    • In general, how much confidence do you have in your results.  If you did a hypothesis test, make sure to state your answer in terms of the percentage that the hypothesis test determined.
    • Why do you feel confident (or not confident) in your results? 
    • What did you do to ensure validity?
    • Looking back on the lab, is there anything that you, your group, or the class could have done differently?  Be detailed in your recommendations.
    • Discuss the sources of error in the lab, why/how they contributed to errors, and what could be done (if anything) to address those sources of error.  Here are some of the more common sources of error seen in labs:
      • Human error: Human error can occur when tools or instruments are used or read incorrectly. Human errors can be systematic because the experimenter does not know how to use the apparatus properly or they can be random because the power of concentration of the experimenter is fading. Automated measuring using a data- logger system can help reduce the likelihood of this error; alternatively you can take a break from measuring from time to time.

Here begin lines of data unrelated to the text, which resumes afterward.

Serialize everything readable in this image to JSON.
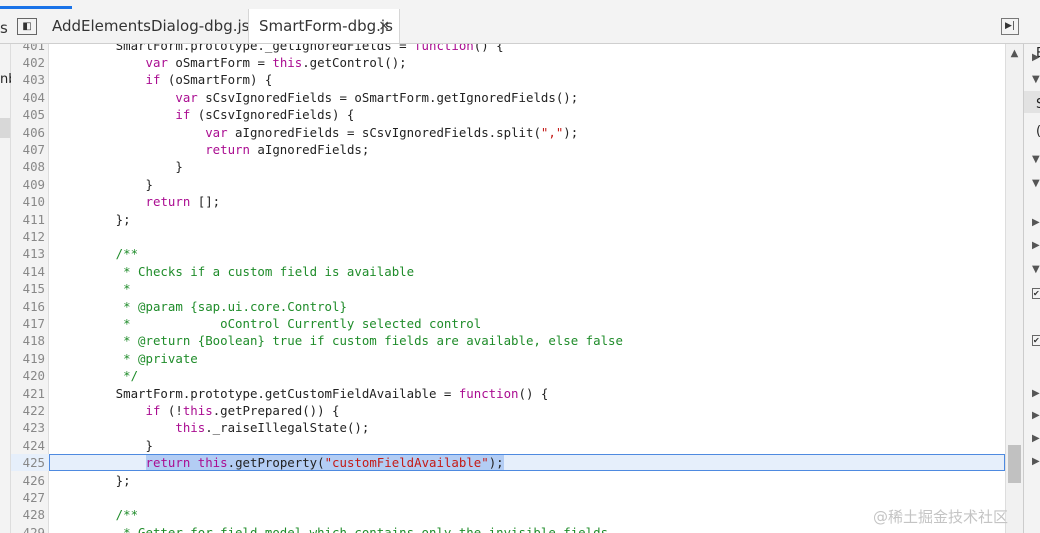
{
  "tabs": {
    "left_fragment": "s",
    "nav_toggle": "◧",
    "tab1": "AddElementsDialog-dbg.js",
    "tab2": "SmartForm-dbg.js",
    "close": "×",
    "right_toggle": "▶|"
  },
  "left_panel": {
    "fragment": "nb"
  },
  "editor": {
    "lines": [
      {
        "n": "401",
        "spans": [
          [
            "",
            "        SmartForm.prototype._getIgnoredFields = "
          ],
          [
            "kw",
            "function"
          ],
          [
            "",
            "() {"
          ]
        ]
      },
      {
        "n": "402",
        "spans": [
          [
            "",
            "            "
          ],
          [
            "kw",
            "var"
          ],
          [
            "",
            " oSmartForm = "
          ],
          [
            "kw",
            "this"
          ],
          [
            "",
            ".getControl();"
          ]
        ]
      },
      {
        "n": "403",
        "spans": [
          [
            "",
            "            "
          ],
          [
            "kw",
            "if"
          ],
          [
            "",
            " (oSmartForm) {"
          ]
        ]
      },
      {
        "n": "404",
        "spans": [
          [
            "",
            "                "
          ],
          [
            "kw",
            "var"
          ],
          [
            "",
            " sCsvIgnoredFields = oSmartForm.getIgnoredFields();"
          ]
        ]
      },
      {
        "n": "405",
        "spans": [
          [
            "",
            "                "
          ],
          [
            "kw",
            "if"
          ],
          [
            "",
            " (sCsvIgnoredFields) {"
          ]
        ]
      },
      {
        "n": "406",
        "spans": [
          [
            "",
            "                    "
          ],
          [
            "kw",
            "var"
          ],
          [
            "",
            " aIgnoredFields = sCsvIgnoredFields.split("
          ],
          [
            "str",
            "\",\""
          ],
          [
            "",
            ");"
          ]
        ]
      },
      {
        "n": "407",
        "spans": [
          [
            "",
            "                    "
          ],
          [
            "kw",
            "return"
          ],
          [
            "",
            " aIgnoredFields;"
          ]
        ]
      },
      {
        "n": "408",
        "spans": [
          [
            "",
            "                }"
          ]
        ]
      },
      {
        "n": "409",
        "spans": [
          [
            "",
            "            }"
          ]
        ]
      },
      {
        "n": "410",
        "spans": [
          [
            "",
            "            "
          ],
          [
            "kw",
            "return"
          ],
          [
            "",
            " [];"
          ]
        ]
      },
      {
        "n": "411",
        "spans": [
          [
            "",
            "        };"
          ]
        ]
      },
      {
        "n": "412",
        "spans": []
      },
      {
        "n": "413",
        "spans": [
          [
            "cmt",
            "        /**"
          ]
        ]
      },
      {
        "n": "414",
        "spans": [
          [
            "cmt",
            "         * Checks if a custom field is available"
          ]
        ]
      },
      {
        "n": "415",
        "spans": [
          [
            "cmt",
            "         *"
          ]
        ]
      },
      {
        "n": "416",
        "spans": [
          [
            "cmt",
            "         * @param {sap.ui.core.Control}"
          ]
        ]
      },
      {
        "n": "417",
        "spans": [
          [
            "cmt",
            "         *            oControl Currently selected control"
          ]
        ]
      },
      {
        "n": "418",
        "spans": [
          [
            "cmt",
            "         * @return {Boolean} true if custom fields are available, else false"
          ]
        ]
      },
      {
        "n": "419",
        "spans": [
          [
            "cmt",
            "         * @private"
          ]
        ]
      },
      {
        "n": "420",
        "spans": [
          [
            "cmt",
            "         */"
          ]
        ]
      },
      {
        "n": "421",
        "spans": [
          [
            "",
            "        SmartForm.prototype.getCustomFieldAvailable = "
          ],
          [
            "kw",
            "function"
          ],
          [
            "",
            "() {"
          ]
        ]
      },
      {
        "n": "422",
        "spans": [
          [
            "",
            "            "
          ],
          [
            "kw",
            "if"
          ],
          [
            "",
            " (!"
          ],
          [
            "kw",
            "this"
          ],
          [
            "",
            ".getPrepared()) {"
          ]
        ]
      },
      {
        "n": "423",
        "spans": [
          [
            "",
            "                "
          ],
          [
            "kw",
            "this"
          ],
          [
            "",
            "._raiseIllegalState();"
          ]
        ]
      },
      {
        "n": "424",
        "spans": [
          [
            "",
            "            }"
          ]
        ]
      },
      {
        "n": "425",
        "hl": true,
        "spans": [
          [
            "",
            "            "
          ],
          [
            "kw sel",
            "return"
          ],
          [
            "sel",
            " "
          ],
          [
            "kw sel",
            "this"
          ],
          [
            "sel",
            ".getProperty("
          ],
          [
            "str sel",
            "\"customFieldAvailable\""
          ],
          [
            "sel",
            ");"
          ]
        ]
      },
      {
        "n": "426",
        "spans": [
          [
            "",
            "        };"
          ]
        ]
      },
      {
        "n": "427",
        "spans": []
      },
      {
        "n": "428",
        "spans": [
          [
            "cmt",
            "        /**"
          ]
        ]
      },
      {
        "n": "429",
        "spans": [
          [
            "cmt",
            "         * Getter for field model which contains only the invisible fields"
          ]
        ]
      }
    ]
  },
  "scroll": {
    "up": "▲"
  },
  "right_panel": {
    "label_e": "E",
    "label_s": "S",
    "label_paren": "(",
    "arrows": [
      "▶",
      "▼",
      "▼",
      "▼",
      "▶",
      "▶",
      "▼",
      "▶",
      "▶",
      "▶",
      "▶"
    ],
    "checks": [
      "✔",
      "✔"
    ]
  },
  "watermark": "@稀土掘金技术社区"
}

      • Calibration error: Some instruments need calibrating before you use them. If this is done incorrectly it can increase the risk of systematic error.
      • Random errors: In biological investigations, the changes in the material used or the conditions in which they are carried out can cause a lot of errors. Biological material is notably variable.
      • The act of measuring: Could the measurement uncertainty have affected the results? Why or why not?
      • Uncontrolled variables: What variables were not controlled? What effect might each of these uncontrolled variables have had on your data? On the conclusion?
    • How could the lab be changed or modified to provide more accurate data or to measure other aspects than what was measured?  What improvements could be made?  How could the weaknesses identified be improved?
    • What are some of the areas of future or expanded investigation that might be worth looking at? 

    Additionally, you may find useful items for discussion in the materials that you are provided with when conducting a particular lab.  Do not be incomplete in your response in this section.  Do not use vague or nonspecific language.  Be precise and complete!